» WORK REQUEST: Your copy of the lines below must match them exactly and contain no images.
BEGIN DATA FOR ANALYSIS
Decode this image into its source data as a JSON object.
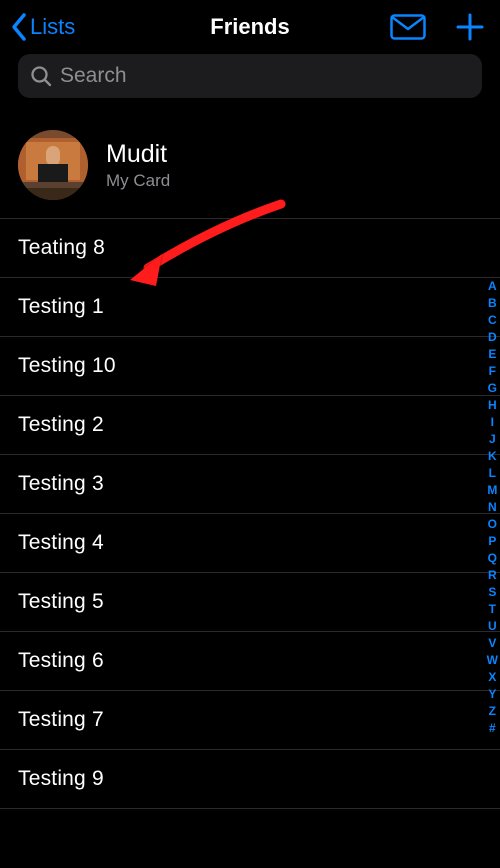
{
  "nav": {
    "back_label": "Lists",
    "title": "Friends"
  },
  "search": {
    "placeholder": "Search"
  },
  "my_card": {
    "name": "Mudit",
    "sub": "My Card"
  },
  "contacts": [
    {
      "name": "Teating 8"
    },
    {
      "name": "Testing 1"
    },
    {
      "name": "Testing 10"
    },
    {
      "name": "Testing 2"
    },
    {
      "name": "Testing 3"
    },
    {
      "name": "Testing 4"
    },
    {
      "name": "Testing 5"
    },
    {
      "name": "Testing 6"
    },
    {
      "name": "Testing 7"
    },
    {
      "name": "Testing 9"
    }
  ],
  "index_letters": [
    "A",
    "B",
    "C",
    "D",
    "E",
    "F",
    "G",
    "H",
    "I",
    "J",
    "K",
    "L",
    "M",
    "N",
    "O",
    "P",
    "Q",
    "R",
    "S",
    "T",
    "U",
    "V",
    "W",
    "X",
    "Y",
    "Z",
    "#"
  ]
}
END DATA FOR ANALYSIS
» REPLY:
Decode this image into its source data as a JSON object.
{
  "nav": {
    "back_label": "Lists",
    "title": "Friends"
  },
  "search": {
    "placeholder": "Search"
  },
  "my_card": {
    "name": "Mudit",
    "sub": "My Card"
  },
  "contacts": [
    {
      "name": "Teating 8"
    },
    {
      "name": "Testing 1"
    },
    {
      "name": "Testing 10"
    },
    {
      "name": "Testing 2"
    },
    {
      "name": "Testing 3"
    },
    {
      "name": "Testing 4"
    },
    {
      "name": "Testing 5"
    },
    {
      "name": "Testing 6"
    },
    {
      "name": "Testing 7"
    },
    {
      "name": "Testing 9"
    }
  ],
  "index_letters": [
    "A",
    "B",
    "C",
    "D",
    "E",
    "F",
    "G",
    "H",
    "I",
    "J",
    "K",
    "L",
    "M",
    "N",
    "O",
    "P",
    "Q",
    "R",
    "S",
    "T",
    "U",
    "V",
    "W",
    "X",
    "Y",
    "Z",
    "#"
  ]
}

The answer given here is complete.